::: DATA FOR PROCESSING :::
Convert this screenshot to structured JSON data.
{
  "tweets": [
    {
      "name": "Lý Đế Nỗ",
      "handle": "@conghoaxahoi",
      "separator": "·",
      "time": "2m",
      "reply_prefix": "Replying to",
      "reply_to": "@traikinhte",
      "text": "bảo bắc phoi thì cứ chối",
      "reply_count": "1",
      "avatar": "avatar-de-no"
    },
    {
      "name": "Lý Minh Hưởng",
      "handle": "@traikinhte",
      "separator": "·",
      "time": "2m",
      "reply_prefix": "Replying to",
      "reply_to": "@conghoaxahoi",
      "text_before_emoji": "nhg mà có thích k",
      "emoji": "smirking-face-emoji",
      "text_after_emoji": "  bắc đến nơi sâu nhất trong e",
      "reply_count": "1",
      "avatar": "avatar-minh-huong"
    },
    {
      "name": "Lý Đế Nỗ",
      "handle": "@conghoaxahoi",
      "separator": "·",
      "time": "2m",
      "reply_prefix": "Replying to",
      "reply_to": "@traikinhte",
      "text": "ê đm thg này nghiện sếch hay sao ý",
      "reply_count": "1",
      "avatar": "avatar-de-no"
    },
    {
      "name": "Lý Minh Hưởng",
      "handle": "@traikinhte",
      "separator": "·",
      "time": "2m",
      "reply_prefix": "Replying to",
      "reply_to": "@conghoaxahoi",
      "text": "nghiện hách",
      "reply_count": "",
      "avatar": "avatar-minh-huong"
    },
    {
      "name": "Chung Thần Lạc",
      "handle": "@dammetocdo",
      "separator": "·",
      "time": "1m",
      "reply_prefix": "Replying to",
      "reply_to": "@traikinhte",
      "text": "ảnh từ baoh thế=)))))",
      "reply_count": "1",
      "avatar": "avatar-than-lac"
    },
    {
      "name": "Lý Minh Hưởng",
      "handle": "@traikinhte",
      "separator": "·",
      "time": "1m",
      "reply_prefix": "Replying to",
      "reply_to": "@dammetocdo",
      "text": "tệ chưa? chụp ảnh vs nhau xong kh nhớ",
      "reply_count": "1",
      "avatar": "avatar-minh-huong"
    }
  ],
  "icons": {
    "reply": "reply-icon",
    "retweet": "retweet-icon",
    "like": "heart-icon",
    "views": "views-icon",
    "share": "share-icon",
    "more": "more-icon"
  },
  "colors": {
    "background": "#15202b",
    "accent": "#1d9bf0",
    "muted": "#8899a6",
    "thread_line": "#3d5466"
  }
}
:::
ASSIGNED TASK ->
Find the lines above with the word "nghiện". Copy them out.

EXERCISE RESPONSE ->
      "text": "ê đm thg này nghiện sếch hay sao ý",
      "text": "nghiện hách",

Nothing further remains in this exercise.